Herbstsemester 2013
Thomas Mikosch
Time series models with heavy tails


In the last 20 years, much insight has been gained into the dependence structure of time series models beyond linear processes (ARMA, FARMA,...). A driving force was the rapid development of financial time series analysis. A large variety of new non-linear models was introduced, such as the GARCH and stochastic volatility models for return data. These models are heavy-tailed white noises which cannot be characterized in a satisfactory manner by autocorrelations; additional characteristics beyond moments are required. A second driving force of non-linear time series modeling was teletraffic where specific models were developed since the beginning of the 1990s to describe the deviations of teletraffic data from classical queuing model behavior. It was discovered early on by Taqqu, Willinger, and coworkers that components of the considered models have to have extremely heavy tails (such as file sizes and transmission durations of files from one source to another) if one wants to describe real-life teletraffic phenomena.

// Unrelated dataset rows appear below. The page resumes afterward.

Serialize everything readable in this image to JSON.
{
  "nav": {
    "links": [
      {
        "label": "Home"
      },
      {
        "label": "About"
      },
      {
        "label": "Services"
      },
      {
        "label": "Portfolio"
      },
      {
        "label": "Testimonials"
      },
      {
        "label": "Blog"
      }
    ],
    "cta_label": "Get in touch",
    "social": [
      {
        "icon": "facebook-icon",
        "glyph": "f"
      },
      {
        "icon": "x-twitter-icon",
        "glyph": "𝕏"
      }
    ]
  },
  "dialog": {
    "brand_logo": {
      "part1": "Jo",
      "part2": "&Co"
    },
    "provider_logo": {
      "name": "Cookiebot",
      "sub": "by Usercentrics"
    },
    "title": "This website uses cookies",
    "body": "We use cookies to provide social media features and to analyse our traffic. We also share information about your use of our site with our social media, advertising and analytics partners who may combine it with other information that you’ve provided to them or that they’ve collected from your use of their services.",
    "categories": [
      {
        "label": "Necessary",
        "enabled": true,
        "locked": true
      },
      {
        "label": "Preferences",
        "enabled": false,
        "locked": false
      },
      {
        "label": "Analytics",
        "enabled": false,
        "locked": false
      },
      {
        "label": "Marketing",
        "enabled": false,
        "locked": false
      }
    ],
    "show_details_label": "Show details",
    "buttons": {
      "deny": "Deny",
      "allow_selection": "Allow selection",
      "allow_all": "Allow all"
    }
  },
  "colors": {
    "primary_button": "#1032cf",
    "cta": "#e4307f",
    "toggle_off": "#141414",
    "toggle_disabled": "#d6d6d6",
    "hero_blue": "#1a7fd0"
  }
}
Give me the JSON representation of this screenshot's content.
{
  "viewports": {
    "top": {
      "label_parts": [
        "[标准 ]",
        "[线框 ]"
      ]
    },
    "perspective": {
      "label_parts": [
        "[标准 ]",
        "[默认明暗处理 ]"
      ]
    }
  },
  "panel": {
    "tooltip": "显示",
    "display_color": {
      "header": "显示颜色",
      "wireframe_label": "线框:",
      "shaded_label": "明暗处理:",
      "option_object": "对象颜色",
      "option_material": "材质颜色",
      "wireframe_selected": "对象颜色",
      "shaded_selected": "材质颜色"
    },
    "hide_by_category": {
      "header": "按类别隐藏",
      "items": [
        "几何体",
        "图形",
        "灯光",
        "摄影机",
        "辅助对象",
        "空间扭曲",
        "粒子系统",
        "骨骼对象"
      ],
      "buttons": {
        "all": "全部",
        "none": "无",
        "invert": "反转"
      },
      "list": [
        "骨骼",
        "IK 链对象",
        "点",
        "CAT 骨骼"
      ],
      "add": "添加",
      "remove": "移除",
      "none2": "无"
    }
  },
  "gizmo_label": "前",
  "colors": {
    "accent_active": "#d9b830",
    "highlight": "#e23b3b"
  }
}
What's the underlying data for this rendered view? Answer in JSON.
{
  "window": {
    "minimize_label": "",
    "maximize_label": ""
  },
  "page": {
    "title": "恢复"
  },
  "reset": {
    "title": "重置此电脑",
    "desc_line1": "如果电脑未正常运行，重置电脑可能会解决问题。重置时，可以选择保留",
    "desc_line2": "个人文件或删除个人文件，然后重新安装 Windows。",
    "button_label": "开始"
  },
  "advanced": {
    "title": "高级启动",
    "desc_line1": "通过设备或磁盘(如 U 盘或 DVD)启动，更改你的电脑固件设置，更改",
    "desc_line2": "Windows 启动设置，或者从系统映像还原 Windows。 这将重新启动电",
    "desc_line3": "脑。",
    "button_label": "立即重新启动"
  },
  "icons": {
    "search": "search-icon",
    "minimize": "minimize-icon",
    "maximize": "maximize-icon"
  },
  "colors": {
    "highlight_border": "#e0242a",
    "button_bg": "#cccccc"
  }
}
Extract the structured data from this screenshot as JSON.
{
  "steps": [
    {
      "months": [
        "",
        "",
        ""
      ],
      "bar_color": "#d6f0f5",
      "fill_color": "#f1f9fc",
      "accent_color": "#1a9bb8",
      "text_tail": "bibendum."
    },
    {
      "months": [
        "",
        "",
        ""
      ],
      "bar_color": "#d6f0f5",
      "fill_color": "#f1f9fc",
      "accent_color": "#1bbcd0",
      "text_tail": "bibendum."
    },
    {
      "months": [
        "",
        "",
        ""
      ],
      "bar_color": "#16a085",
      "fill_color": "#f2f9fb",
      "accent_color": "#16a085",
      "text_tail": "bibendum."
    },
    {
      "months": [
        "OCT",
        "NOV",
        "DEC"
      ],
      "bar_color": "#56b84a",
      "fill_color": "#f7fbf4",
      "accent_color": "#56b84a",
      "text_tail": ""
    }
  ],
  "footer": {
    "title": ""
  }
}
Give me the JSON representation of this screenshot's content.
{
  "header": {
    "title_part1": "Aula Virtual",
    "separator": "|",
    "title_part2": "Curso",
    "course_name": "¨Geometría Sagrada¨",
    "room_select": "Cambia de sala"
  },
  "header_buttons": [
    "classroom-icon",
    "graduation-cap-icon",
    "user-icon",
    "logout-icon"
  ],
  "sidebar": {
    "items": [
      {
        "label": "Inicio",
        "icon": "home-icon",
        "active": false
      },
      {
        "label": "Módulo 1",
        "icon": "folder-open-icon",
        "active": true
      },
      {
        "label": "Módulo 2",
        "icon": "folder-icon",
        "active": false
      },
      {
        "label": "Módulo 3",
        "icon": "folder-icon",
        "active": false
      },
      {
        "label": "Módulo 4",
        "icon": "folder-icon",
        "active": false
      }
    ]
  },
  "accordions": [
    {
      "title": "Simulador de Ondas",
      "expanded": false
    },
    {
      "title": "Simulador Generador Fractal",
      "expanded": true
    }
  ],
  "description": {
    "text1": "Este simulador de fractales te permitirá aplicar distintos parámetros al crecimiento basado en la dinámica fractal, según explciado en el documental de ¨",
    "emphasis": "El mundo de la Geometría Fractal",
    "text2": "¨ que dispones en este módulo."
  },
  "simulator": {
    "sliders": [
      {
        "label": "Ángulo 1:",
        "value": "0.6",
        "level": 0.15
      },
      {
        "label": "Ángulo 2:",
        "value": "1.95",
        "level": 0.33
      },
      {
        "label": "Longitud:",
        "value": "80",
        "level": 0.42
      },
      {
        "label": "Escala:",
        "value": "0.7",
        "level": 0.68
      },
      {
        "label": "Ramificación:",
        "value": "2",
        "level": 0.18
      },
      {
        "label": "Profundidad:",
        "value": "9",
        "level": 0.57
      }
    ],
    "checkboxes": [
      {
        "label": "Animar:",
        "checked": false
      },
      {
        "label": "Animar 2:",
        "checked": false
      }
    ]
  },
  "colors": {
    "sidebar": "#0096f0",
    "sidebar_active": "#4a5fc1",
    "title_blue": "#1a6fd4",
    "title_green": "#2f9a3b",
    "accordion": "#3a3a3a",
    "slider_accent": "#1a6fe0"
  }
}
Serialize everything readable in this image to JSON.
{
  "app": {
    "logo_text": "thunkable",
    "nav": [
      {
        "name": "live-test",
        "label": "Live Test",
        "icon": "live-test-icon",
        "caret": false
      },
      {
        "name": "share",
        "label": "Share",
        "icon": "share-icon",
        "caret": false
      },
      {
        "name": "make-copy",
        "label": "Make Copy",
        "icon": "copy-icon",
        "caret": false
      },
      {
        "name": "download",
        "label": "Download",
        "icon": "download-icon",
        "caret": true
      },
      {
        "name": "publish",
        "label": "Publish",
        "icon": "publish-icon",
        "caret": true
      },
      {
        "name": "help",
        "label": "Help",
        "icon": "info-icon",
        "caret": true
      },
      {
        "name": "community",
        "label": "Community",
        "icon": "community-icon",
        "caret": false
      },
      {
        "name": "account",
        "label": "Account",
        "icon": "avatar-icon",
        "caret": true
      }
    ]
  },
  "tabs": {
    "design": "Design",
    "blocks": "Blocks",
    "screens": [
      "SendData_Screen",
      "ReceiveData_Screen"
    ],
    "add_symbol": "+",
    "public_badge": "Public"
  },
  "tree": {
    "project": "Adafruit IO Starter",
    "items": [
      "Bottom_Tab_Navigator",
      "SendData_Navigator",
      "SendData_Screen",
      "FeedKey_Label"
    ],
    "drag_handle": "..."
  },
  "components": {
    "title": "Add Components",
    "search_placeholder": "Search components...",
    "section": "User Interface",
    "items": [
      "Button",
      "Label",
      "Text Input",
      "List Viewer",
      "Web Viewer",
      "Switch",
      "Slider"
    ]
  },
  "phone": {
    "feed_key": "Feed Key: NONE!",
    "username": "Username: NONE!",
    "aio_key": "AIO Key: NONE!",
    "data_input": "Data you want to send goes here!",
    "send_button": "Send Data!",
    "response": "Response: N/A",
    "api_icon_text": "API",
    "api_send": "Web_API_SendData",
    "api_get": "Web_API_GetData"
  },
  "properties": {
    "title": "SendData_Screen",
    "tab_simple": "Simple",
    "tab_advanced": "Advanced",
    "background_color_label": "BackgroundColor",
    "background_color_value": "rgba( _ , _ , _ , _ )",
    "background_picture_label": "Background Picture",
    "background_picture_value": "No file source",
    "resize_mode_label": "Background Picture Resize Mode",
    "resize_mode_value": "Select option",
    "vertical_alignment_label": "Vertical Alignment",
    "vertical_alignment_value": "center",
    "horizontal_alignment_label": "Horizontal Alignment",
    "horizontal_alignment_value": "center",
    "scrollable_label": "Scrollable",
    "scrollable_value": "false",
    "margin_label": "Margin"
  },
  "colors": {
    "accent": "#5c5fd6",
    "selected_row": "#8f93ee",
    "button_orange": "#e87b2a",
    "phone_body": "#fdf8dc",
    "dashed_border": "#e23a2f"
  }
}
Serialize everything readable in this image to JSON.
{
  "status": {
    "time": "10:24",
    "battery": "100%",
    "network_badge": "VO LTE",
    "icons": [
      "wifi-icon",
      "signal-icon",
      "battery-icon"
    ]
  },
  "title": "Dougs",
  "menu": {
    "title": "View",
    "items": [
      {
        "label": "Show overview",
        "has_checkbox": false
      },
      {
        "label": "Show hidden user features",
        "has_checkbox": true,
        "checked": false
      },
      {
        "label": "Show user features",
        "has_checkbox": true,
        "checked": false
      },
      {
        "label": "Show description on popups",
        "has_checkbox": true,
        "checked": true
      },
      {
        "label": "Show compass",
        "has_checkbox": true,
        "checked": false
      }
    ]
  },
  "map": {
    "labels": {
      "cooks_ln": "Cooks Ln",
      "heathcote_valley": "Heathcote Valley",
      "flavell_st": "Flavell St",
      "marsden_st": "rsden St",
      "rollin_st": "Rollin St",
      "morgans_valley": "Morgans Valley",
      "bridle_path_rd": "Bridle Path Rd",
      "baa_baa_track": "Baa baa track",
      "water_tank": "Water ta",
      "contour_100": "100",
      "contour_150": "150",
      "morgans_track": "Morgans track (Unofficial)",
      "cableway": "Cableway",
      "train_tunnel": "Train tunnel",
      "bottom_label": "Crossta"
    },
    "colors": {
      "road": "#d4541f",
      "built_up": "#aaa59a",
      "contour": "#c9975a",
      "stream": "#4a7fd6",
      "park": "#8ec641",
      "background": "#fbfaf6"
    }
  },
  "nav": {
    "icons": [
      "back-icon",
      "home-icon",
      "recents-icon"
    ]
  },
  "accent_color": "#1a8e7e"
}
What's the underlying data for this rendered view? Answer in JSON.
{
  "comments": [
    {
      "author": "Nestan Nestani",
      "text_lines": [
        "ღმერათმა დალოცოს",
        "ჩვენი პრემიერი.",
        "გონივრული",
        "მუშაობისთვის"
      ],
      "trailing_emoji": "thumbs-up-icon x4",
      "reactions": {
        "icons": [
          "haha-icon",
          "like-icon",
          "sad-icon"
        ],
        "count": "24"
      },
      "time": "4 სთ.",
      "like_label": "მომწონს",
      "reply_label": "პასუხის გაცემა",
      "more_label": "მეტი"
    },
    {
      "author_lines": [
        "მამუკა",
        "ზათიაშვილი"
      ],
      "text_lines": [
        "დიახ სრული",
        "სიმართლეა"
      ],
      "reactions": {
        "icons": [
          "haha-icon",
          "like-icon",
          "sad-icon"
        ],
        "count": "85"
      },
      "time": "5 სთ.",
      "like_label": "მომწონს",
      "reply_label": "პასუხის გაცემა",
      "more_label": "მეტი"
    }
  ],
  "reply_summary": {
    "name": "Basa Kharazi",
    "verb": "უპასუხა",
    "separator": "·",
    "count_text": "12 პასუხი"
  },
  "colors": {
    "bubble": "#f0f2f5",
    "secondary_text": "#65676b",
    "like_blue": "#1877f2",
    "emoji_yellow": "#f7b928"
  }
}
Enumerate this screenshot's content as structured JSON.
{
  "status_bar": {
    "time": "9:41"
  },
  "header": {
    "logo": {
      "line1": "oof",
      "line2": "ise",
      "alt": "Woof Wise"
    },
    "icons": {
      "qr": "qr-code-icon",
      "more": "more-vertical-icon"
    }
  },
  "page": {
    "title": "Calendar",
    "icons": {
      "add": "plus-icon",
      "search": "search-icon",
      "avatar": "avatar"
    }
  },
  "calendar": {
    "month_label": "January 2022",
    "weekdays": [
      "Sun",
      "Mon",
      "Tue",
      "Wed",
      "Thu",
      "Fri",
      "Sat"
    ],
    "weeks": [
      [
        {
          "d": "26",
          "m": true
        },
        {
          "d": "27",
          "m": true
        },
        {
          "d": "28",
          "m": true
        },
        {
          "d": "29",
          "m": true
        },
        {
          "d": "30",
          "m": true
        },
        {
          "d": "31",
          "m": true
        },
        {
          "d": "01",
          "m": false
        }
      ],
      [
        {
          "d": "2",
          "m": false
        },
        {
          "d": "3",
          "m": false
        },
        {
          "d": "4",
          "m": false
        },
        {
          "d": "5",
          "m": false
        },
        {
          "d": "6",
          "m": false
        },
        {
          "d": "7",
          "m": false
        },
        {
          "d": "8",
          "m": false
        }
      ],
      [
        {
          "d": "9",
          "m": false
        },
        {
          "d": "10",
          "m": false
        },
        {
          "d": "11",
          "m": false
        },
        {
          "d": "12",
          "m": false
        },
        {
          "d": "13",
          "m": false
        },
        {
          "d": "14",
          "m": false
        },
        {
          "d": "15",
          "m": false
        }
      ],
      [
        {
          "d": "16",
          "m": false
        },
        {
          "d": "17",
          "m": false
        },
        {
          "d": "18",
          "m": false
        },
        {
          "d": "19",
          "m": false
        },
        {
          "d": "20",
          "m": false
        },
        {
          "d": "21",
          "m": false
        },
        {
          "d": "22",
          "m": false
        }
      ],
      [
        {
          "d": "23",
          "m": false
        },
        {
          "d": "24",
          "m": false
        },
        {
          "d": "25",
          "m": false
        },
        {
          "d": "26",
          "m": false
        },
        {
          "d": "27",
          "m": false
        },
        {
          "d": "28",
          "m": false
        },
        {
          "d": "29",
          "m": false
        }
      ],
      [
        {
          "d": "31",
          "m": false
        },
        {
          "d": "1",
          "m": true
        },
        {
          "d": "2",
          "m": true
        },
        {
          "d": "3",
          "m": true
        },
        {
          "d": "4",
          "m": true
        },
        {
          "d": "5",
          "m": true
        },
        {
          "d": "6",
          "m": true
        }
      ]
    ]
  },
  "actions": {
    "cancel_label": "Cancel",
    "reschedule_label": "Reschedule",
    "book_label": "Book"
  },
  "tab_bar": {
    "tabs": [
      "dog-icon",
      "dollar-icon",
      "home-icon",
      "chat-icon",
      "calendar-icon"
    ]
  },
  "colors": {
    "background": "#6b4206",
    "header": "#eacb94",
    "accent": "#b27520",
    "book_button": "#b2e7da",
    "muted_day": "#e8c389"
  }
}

Returns, teletraffic data, insurance claims, perpetuities, etc., have in common that they are "heavy-tailed" in the sense that sufficiently high moments are infinite. In this course, we focus on time series models with heavy tails (in the sense that the finite-dimensional distributions have power law tails). We call such time series "regularly varying".

By now, the theory of regularly varying stationary sequences is well understood, starting from the paper Davis and Hsing (1995, Ann. Probab.). Already in this paper, some fundamental problems were solved: point process convergence for weakly dependent regularly varying sequences, weak convergence of extremes, infinite variance central limit theory, large deviations.

In this course, we show how the theory of non-linear regularly varying time series has developed in the last 15-20 years. We will consider the calculus of multivariate and sequential regular variation and its various applications to asymptotic theory for partial sums, maxima, order statistics, point processes, other structures. We will consider how these results can be used to derive specific extremal cluster indices, depending on the structure under consideration. We will also derive precise large deviation results and bounds for the ruin probabilities of random walks with dependent regularly varying steps. We will touch on some newer developments such as max-stable stationary processes (whose heavy-tail versions are regularly varying), following work by Taqqu, Stoev, Kabluchko, Schlather, de Haan, and others, and the conditional tail chain theory developed by Basrak and Segers (2009, SPA). The theory will be illustrated by suitable linear and non-linear time series. Among the latter ones are the GARCH and stochastic volatility models for returns. Particular attention will be given to perpetuities (or random affine mappings, stochastic recurrence equations) which have been intensively studied since Kesten (1973, Acta Math.) discovered that these processes are heavy-tailed.

The course aims at graduate students, PhD students and postdocs with interest in probability theory, statistics, applied probability, time series analysis, extreme value theory and dependence modeling.

The lectures will be supported by notes and extensive references to the relevant literature. The monographs by Sid Resnick "Heavy-tail phenomena" and "Extreme values, regular variation, and point processes" (Springer, 2007 and 1987) contain useful background material on univariate and multivariate regular variation and heavy-tailed applied models.

Time:            Tuesdays 10:15-12
Auditorium:  HG G 43 (HWZ)
Begins:         tba

M. Struwe